By Ralph E. Mitchell
At a recent visit to the Marie Selby Botanical Gardens© in Sarasota, a fenced entrance greeted me with a magnificent horticultural display of vines. One that I wrote about several weeks ago, was the garlic vine. Another one that was in bloom is known as the Chalice vine or Cup of Gold which specializes in winter blooms. While not commonly available at local garden centers, the chalice vine is a stunningly interesting and eye-catching plant – it is also considered toxic.
The chalice vine can be found in nature from Mexico down through South America. A relative in the Nightshade Family which includes Datura, the chalice vine has thick, six-inch long evergreen leaves and seasonal gigantic nine to ten-inch long, five-inch wide flowers that do resemble a golden chalice or cup. The flowers are remarkable for their size and pleasant scent which releases at night. The fragrance reminds you of coconut, banana and/or even vanilla. But do not let this sweet smell let your guard down as the chalice vine is toxic! When pruning, wear gloves and keep cut plant parts away from your mouth and eyes. All parts of the chalice plant are toxic and ingestion can be deadly to children and pests, so consider this issue when deciding if the plant should be in your landscape in the first place.
The chalice vine is a very robust plant which can grow upwards of forty-feet long. Whatever structure you intend to grow it on must be extra heavy-duty to support the mass of this vine. It can be trimmed to keep it in bounds and perhaps shaped into a rugged hedge of sorts. The chalice vine likes a sun to part shade location and is salt tolerant once established.
There is one variation on the chalice vine which will make it ornamental throughout the year instead of just the winter blooms. One cultivar called ‘Variegata’ has white and green variegated leaves which initially come out with a purplish cast. This extra feature puts a new spin on the chalice vine and expands its beauty.
With its toxic reservations noted above, the chalice is a horticultural marvel! While it may be best visited at a botanical garden, also consider its careful placement in your own landscape.
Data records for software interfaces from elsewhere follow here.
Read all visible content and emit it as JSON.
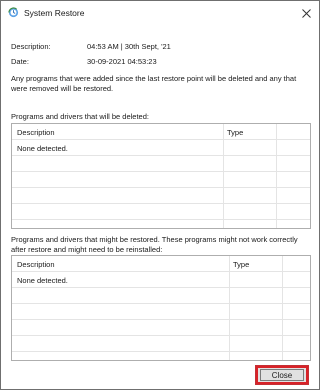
{
  "window": {
    "title": "System Restore",
    "icon": "system-restore-icon",
    "close_glyph": "✕"
  },
  "info": {
    "description_label": "Description:",
    "description_value": "04:53 AM | 30th Sept, '21",
    "date_label": "Date:",
    "date_value": "30-09-2021 04:53:23",
    "notice": "Any programs that were added since the last restore point will be deleted and any that were removed will be restored."
  },
  "deleted_section": {
    "label": "Programs and drivers that will be deleted:",
    "columns": [
      "Description",
      "Type"
    ],
    "rows": [
      {
        "description": "None detected.",
        "type": ""
      }
    ]
  },
  "restored_section": {
    "label": "Programs and drivers that might be restored. These programs might not work correctly after restore and might need to be reinstalled:",
    "columns": [
      "Description",
      "Type"
    ],
    "rows": [
      {
        "description": "None detected.",
        "type": ""
      }
    ]
  },
  "footer": {
    "close_label": "Close"
  },
  "colors": {
    "highlight_border": "#d82228",
    "button_face": "#e1e1e1",
    "grid_border": "#aeaeae",
    "grid_lines": "#e4e4e4"
  }
}
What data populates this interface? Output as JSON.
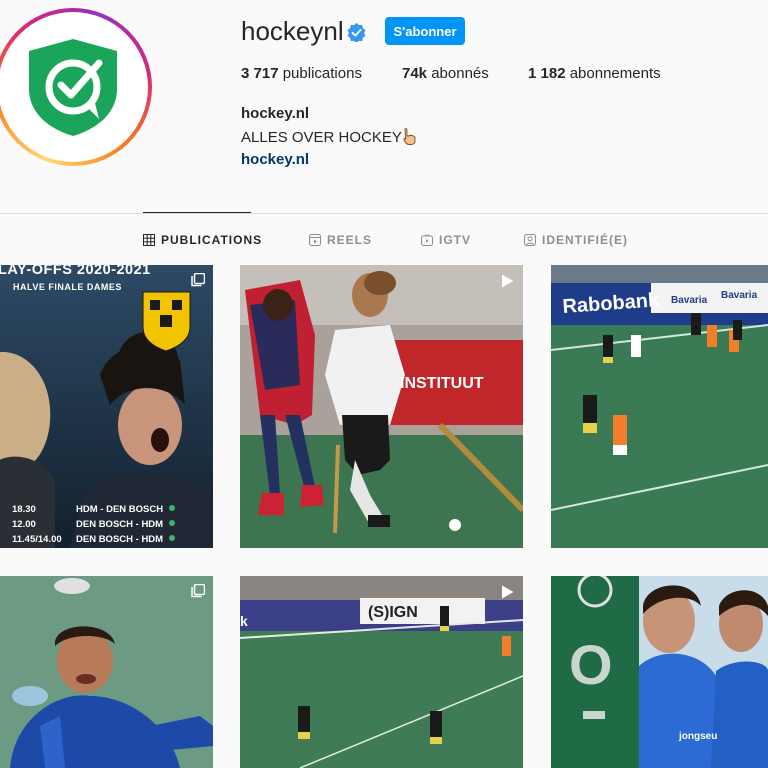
{
  "profile": {
    "username": "hockeynl",
    "follow_label": "S'abonner",
    "stats": {
      "posts_value": "3 717",
      "posts_label": "publications",
      "followers_value": "74k",
      "followers_label": "abonnés",
      "following_value": "1 182",
      "following_label": "abonnements"
    },
    "bio_name": "hockey.nl",
    "bio_text": "ALLES OVER HOCKEY",
    "bio_link": "hockey.nl"
  },
  "tabs": [
    {
      "label": "PUBLICATIONS",
      "icon": "grid-icon",
      "active": true
    },
    {
      "label": "REELS",
      "icon": "reels-icon",
      "active": false
    },
    {
      "label": "IGTV",
      "icon": "igtv-icon",
      "active": false
    },
    {
      "label": "IDENTIFIÉ(E)",
      "icon": "tagged-icon",
      "active": false
    }
  ],
  "posts": [
    {
      "title": "LAY-OFFS 2020-2021",
      "subtitle": "HALVE FINALE DAMES",
      "schedule": [
        {
          "time": "18.30",
          "match": "HDM - DEN BOSCH"
        },
        {
          "time": "12.00",
          "match": "DEN BOSCH - HDM"
        },
        {
          "time": "11.45/14.00",
          "match": "DEN BOSCH - HDM"
        }
      ]
    },
    {
      "banner": "INSTITUUT"
    },
    {
      "banner": "Rabobank",
      "banner2": "Bavaria",
      "banner3": "Bavaria"
    },
    {},
    {
      "banner": "(S)IGN",
      "banner2": "k"
    },
    {
      "shirt": "jongseu"
    }
  ],
  "colors": {
    "accent": "#0095f6",
    "link": "#00376b",
    "logo_green": "#1aa55a",
    "pitch_green": "#3a7a55"
  }
}
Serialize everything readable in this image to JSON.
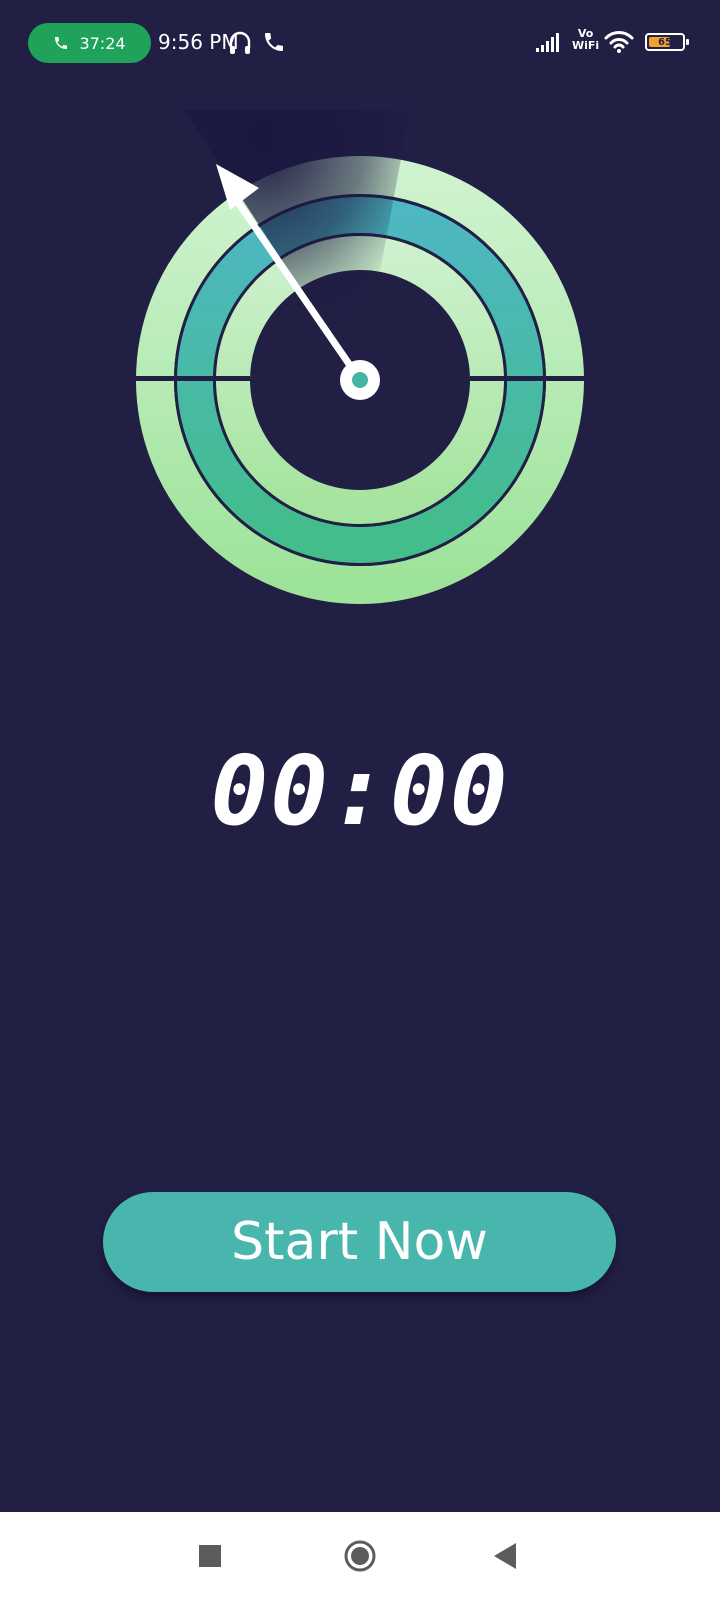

For more information on tropical vines suited for region, please call our Master Gardener volunteers on the Plant Lifeline on Mondays, Wednesdays and Fridays from 1 to 4 pm at 764-4340 for gardening help and insight into their role as an Extension volunteer. Just as a reminder, our new office is located at the North Charlotte Regional Park at 1120 O’Donnell Blvd, Port Charlotte FL 33953. The Plant Lifeline is now open at our new site. Our phone numbers and email addresses continue to remain the same. Don’t forget to visit our other County Plant Clinics in the area. Please check this link for a complete list of site locations, dates and times – https://sfyl.ifas.ufl.edu/media/sfylifasufledu/charlotte/docs/pdf/Plant-Clinics-Schedule1.pdf. Our Eastport Environmental Demonstration Garden is always open to the public outside the gate at 25550 Harbor View Road and will continue to be in operation. Master Gardener volunteers tend this garden on Tuesday mornings from 8 to 10 am and are available for questions. Ralph E. Mitchell is the Director/Horticulture Agent for the UF/IFAS Charlotte County Extension Service. He can be reached at 941-764-4344 or email@example.com.
Stallsmith, A. (2012) Cups of Gold: The Chalice Vine.
Florida Gardener.com. (2013) Solandra maxima ‘Variegata’ – http://www.floridagardener.com/pom/Golden%20Chalice%20Vine.htm
Southern Living (2019) CUP-OF-GOLD VINE, chalice vine.
Spengler, T. (2018) Chalice Vine Pruning: When To Prune Chalice Vines. Gardening Knowhow.
Landre, C.(2020) Unusual Vines of South Florida. South-Florida-Plant-Guide.com
Park Brown S. & Knox, G. W. (2016) Flowering Vines for Florida. The University of Florida Extension Service, IFAS.